- Advances also were made in modeling during 2021.
With respect to Intake:
- The bypass channel and replacement weir are to be completed in 2022 (water is flowing through the channel now), and there will be continued tracking of translocated and telemetered fish.
- A decision tree has been completed as part of work on decision scenarios for Intake and the Yellowstone River.
- Work is ongoing on the development of a coordinated monitoring plan for the Yellowstone, involving Reclamation, USFWS, MFWP, USGS and USACE.
- Key takeaways for the strategic plan are that:
- Pallid sturgeon in the Upper Missouri River (UMR) and Yellowstone represent one population. Population outcomes in the Yellowstone can affect UMR decisions, so the science must be well coordinated.
- USACE and Reclamation are joint leads on implementation of Intake; USACE does not have decision authority on the Yellowstone beyond construction involved in the fish bypass and the first year of physical monitoring. (USACE does not operate any dams on the Yellowstone, which constrains what it can fund.)

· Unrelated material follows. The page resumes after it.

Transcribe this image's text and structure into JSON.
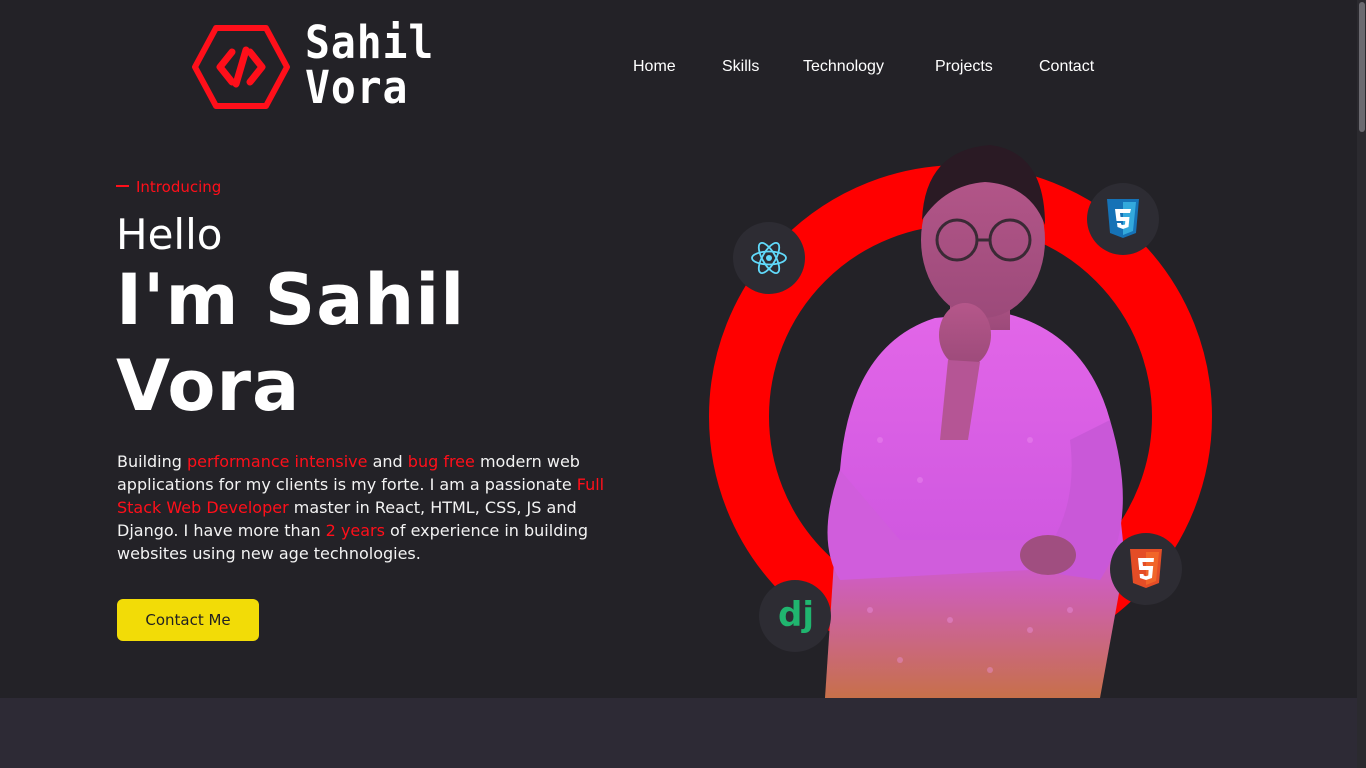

- There is some overlap between the science activities of relevance to the UMR and the Yellowstone River. USACE has co-funded some activities on the Yellowstone that interact with the UMR.
Chair’s Coffee Hour
I have put out feelers on a few ideas for “coffee hours” but obviously have not yet held any after the first one. I still plan to do this on occasion, so let me know if you have a topic you’d like to discuss with others.
News You Can Use
Please feel free to send me items you think will be of interest to members and do let me know what you’d like to see in these Quarterly Reports. And, as always, I welcome your input on other matters related to the work of the Committee.
Warm regards, Gail